Secure OAM Network Overview
The management and control plane traffic between a customer premises equipment (CPE) device associated with an SD-WAN on-premise spoke site and Contrail Service Orchestration (CSO) consists of the following:
SSH and HTTPS sessions between the CPE device and CSO.
BGP session between the CPE device and a virtual route reflector (VRR).
System log traffic between the CPE device and CSO.
This traffic must be carried across the network through a secure and redundant communication channel. To provide such a secure and redundant communication channel, you must configure a secure Operation, Administration, and Maintenance (OAM) network between the SD-WAN on-premise spoke sites and CSO.
This topic provides an overview of the secure OAM network, explains the workflow for configuring a secure OAM network, and benefits of a secure OAM network in an SD-WAN deployment.
Topology of a Secure OAM Network
CSO uses the provider hub devices as SD-WAN hubs to set up IPsec tunnels and provision site-to-site or site-to-hub traffic. The provider hub acts as a concentrator for terminating the IPsec tunnels from SD-WAN on-premise spoke sites. The provider hub device is located in the service provider’s point of presence (POP). A provider hub device can be a SRX Series services gateway, or a vSRX instance. In CSO Release 5.0, provider hub devices are owned and managed by the Juniper Network team that hosts the cloud-based CSO.
In CSO Release 5.0, the OAM hub is instantiated within the CSO. You do not need a provider hub for OAM network.
Figure 1 shows the connections between the SD-WAN on-premise spoke site, provider hub, and CSO.
The secure OAM network is built using a dedicated IPsec tunnel (overlay connection) that is established between the CPE device associated with the SD-WAN on-premise spoke site and a provider hub with OAM capability. The provider hub is connected to CSO through a secure private network (underlay connection) that is owned by the service provider.
Because the loopback IP address of the CPE device is used for OAM communication, it is fixed and unique across the entire deployment, and is always reachable from CSO over the IPsec tunnel. Even if the WAN interfaces are behind NAT and are assigned private IP addresses (by using DHCP), the OAM connectivity between the SD-WAN on-premise spoke site and the provider hub is not impacted. The IPsec tunnel can still be established over the Internet WAN link including the LTE access type.
The secure OAM network is supported on both hub-and-spoke and full-mesh topologies.
Workflow for Establishing a Secure OAM Network

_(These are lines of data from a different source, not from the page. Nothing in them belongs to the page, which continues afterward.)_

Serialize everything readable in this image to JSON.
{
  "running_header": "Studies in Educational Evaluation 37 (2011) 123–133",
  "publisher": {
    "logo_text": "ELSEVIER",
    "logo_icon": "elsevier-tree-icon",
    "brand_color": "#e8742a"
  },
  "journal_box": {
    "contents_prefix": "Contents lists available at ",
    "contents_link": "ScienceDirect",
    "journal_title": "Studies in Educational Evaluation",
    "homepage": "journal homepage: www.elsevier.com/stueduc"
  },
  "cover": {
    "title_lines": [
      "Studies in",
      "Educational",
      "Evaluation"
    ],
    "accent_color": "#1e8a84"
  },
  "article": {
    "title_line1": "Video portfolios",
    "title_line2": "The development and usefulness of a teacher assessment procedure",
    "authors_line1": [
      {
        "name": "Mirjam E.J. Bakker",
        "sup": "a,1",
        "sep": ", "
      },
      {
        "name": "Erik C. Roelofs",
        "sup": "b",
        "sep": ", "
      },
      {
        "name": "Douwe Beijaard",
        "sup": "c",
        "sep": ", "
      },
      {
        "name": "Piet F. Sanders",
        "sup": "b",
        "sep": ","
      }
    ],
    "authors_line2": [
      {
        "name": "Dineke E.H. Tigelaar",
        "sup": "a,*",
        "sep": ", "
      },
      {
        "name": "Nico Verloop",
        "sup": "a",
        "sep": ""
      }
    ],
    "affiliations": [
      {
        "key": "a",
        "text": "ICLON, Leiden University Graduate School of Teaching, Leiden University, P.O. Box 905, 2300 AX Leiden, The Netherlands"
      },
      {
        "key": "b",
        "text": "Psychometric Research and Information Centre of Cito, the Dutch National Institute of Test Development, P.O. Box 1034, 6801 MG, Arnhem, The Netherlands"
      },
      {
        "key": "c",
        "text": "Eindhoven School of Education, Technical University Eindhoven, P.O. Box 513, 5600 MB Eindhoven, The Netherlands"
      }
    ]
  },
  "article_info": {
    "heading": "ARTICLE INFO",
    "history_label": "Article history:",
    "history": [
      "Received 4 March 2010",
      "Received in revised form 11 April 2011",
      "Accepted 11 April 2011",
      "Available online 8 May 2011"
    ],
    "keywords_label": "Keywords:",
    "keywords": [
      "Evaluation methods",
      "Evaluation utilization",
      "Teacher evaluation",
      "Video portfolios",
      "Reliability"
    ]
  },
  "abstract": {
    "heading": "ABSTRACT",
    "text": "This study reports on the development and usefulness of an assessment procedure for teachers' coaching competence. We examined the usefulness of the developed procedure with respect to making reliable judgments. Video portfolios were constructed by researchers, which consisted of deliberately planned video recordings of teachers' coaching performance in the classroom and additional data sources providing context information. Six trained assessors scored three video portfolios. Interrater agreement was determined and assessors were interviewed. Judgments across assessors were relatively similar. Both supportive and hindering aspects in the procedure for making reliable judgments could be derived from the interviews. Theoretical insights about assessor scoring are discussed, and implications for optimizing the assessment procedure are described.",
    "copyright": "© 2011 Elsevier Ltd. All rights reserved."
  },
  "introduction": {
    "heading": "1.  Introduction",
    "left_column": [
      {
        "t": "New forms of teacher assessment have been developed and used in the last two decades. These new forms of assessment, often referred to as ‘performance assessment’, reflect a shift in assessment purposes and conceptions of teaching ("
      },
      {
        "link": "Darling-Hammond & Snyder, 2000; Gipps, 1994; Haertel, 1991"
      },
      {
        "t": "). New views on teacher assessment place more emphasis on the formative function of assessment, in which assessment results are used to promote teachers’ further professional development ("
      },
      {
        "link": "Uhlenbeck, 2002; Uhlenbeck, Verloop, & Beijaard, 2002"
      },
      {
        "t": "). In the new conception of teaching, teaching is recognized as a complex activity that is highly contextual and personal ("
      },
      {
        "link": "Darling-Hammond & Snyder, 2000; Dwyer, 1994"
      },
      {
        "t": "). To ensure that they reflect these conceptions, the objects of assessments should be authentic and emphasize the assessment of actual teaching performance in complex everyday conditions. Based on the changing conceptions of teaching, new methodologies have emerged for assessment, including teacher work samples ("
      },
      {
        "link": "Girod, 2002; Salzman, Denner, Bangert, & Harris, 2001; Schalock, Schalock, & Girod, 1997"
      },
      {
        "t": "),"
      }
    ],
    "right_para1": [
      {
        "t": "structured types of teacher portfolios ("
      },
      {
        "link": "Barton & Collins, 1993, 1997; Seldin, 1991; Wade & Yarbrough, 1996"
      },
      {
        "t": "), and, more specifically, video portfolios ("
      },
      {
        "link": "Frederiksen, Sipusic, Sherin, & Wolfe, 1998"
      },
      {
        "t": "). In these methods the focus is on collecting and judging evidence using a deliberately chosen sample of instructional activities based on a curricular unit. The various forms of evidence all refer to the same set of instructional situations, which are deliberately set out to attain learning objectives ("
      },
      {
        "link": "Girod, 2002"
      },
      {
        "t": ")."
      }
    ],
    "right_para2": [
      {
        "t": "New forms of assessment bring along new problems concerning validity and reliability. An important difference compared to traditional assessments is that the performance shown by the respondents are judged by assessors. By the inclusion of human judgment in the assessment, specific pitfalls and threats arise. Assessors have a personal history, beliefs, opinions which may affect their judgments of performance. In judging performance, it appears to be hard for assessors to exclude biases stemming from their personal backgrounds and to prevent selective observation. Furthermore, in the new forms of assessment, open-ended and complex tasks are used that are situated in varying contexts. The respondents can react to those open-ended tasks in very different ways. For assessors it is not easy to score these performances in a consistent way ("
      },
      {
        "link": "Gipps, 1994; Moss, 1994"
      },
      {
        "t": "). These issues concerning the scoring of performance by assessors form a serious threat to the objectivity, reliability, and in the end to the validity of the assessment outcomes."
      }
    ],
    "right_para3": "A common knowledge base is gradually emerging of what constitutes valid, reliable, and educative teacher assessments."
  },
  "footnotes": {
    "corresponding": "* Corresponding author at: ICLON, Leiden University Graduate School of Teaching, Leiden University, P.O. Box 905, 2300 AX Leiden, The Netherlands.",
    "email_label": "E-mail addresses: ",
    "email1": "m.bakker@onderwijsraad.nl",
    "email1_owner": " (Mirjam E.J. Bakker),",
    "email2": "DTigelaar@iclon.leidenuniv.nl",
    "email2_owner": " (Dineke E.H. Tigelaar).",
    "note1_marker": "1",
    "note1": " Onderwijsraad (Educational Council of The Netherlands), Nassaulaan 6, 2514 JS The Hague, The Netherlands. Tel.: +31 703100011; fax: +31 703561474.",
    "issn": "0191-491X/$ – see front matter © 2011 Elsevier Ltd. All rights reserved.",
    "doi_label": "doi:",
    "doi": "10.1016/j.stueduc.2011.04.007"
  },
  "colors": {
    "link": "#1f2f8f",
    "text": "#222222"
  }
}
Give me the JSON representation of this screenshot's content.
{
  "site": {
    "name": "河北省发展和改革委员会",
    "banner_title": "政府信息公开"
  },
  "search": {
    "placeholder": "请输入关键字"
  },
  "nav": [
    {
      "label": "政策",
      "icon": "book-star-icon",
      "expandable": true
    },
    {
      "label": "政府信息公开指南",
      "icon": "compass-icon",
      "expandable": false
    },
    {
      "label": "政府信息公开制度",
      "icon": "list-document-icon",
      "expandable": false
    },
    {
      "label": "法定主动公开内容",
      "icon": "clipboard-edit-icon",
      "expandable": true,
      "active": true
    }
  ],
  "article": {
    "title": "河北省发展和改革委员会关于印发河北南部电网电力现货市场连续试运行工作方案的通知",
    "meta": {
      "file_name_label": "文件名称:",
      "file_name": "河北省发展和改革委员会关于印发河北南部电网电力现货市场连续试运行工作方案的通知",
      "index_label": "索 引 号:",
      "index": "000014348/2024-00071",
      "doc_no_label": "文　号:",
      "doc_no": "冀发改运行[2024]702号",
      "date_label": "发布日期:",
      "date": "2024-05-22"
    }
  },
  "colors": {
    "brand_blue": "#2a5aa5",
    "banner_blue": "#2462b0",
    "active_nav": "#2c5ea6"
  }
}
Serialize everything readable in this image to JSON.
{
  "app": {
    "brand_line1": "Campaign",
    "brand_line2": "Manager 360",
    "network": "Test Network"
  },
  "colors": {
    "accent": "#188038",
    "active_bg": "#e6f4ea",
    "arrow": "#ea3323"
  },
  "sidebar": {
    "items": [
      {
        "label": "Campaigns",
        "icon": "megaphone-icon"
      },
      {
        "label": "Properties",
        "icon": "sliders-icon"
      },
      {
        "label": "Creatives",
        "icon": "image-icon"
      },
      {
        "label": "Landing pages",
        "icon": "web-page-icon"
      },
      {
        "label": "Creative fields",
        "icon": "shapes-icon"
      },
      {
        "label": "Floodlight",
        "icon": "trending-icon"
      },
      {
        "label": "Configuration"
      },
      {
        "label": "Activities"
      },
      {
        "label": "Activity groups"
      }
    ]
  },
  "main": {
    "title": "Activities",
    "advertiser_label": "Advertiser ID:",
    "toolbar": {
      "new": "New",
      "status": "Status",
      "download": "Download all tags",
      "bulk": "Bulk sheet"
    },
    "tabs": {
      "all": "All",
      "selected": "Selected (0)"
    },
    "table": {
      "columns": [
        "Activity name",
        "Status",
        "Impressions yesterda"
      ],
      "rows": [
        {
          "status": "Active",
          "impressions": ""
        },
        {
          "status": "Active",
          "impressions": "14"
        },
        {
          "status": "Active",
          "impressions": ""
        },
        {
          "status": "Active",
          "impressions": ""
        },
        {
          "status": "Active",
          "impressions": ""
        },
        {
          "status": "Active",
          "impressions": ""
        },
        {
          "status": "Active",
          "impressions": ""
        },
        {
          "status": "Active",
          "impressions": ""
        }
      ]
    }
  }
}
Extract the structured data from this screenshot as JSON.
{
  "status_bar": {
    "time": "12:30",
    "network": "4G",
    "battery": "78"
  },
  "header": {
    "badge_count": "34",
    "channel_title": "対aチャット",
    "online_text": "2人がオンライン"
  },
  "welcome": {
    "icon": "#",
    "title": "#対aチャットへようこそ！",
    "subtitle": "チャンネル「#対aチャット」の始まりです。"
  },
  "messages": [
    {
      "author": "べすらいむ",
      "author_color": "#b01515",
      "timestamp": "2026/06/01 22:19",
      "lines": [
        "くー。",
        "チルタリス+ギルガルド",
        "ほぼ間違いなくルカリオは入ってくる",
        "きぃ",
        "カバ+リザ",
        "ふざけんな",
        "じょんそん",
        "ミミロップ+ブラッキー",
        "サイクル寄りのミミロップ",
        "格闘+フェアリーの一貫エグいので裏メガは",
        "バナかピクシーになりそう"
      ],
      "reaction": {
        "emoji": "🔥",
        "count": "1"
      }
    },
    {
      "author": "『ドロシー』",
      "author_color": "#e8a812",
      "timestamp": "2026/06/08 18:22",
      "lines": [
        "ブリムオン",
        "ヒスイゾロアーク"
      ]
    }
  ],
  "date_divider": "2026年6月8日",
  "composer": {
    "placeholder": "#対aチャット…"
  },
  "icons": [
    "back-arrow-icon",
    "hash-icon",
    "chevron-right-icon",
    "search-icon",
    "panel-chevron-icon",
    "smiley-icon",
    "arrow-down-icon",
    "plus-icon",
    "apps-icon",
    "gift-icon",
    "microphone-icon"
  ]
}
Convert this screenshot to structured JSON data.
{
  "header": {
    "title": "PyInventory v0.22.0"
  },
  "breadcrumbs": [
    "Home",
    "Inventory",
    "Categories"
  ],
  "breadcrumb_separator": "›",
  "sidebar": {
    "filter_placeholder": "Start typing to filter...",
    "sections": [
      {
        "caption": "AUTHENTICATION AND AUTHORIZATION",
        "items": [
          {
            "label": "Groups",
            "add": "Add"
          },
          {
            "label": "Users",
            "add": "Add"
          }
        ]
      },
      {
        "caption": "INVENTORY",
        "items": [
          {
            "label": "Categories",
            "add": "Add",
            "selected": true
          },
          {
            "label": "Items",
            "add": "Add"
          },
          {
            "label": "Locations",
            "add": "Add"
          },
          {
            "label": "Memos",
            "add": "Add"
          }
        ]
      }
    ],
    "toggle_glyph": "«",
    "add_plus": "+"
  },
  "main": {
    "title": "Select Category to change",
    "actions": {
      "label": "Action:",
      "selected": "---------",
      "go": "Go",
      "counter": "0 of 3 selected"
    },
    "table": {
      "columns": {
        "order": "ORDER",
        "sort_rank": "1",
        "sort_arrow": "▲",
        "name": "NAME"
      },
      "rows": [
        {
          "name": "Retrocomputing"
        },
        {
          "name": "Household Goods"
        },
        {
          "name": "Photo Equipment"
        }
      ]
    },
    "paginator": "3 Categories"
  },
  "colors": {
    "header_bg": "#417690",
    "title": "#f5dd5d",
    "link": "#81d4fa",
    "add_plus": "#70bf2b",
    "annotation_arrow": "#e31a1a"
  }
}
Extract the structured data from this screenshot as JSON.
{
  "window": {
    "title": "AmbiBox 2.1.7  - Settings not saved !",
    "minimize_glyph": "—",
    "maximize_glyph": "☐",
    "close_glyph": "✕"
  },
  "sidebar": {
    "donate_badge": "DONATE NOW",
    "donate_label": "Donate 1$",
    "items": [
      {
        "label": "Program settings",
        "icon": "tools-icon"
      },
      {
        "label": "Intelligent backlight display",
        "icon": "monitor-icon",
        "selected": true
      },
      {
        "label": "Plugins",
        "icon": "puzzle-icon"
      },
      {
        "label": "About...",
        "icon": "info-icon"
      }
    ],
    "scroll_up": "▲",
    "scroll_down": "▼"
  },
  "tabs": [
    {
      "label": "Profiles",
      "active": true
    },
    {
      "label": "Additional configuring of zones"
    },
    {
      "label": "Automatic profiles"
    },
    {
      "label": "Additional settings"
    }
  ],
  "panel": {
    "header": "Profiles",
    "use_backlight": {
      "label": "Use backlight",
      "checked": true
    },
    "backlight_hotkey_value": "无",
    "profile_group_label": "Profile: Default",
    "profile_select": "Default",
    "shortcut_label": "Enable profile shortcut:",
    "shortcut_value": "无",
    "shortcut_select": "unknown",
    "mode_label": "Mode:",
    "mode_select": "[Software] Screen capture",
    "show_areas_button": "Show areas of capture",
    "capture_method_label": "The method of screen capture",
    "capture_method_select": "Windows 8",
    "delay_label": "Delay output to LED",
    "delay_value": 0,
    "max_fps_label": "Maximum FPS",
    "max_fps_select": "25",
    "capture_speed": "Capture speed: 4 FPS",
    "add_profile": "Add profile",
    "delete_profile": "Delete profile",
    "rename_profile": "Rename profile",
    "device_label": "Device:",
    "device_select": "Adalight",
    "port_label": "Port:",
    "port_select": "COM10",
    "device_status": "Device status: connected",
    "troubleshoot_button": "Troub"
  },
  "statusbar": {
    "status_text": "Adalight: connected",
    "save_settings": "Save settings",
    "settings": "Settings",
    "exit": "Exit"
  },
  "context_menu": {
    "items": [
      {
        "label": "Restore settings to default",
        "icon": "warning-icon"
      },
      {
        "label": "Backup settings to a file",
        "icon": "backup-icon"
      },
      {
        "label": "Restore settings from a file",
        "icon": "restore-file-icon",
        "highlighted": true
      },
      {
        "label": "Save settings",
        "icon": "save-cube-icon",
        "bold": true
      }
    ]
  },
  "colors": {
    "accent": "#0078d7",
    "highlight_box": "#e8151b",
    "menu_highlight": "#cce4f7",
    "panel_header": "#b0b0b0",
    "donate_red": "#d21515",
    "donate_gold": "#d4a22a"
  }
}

Use the following workflow to establish a secure OAM network between the SD-WAN on-premise spoke site and the provider hub. As the provider hub is located in the service provider’s POP, it has a private and secure connectivity to CSO.
To establish a secure OAM network between SD-WAN sites and the provider hub:
- Log in to Customer Portal, and add a provider hub site. Associate the provider hub site with one of the available provider hub devices.
- In Customer Portal, add an on-premise spoke site for the CPE device in SD-WAN deployment.
- When you create the site, specify the IP address prefix
for the site and select at least one WAN link for OAM traffic. The
WAN link with the Use for OAM traffic option enabled is
used to set up the secure OAM tunnel to the provider hub device.
For an NFX250 CPE device, specify at least one WAN link with traffic type as OAM and Data. If device redundancy is enabled, then specify one WAN link for each CPE device with the traffic type as OAM and Data.
The CPE device is detected and activated. The Zero Touch Provisioning (ZTP) process is triggered over the secure OAM tunnel and the device is moved to provisioned state. The management and control plane traffic is carried across the secure OAM tunnel.
Benefits of Secure OAM Network
IPsec tunnel redundancy—The secure OAM network supports a maximum of two IPsec tunnels between each SD-WAN on-premise spoke site and the provider hub, thus providing redundancy and ensuring that OAM traffic is not lost even in the case of a WAN link failure.
Hub device redundancy—In case of multihoming at the spoke sites, each CPE device at the site is connected to two provider hubs, and the IPsec tunnels are established from the SD-WAN on-premise spoke site to both the primary and secondary provider hub devices. This hub device redundancy ensures that the OAM traffic is not lost even if a hub fails.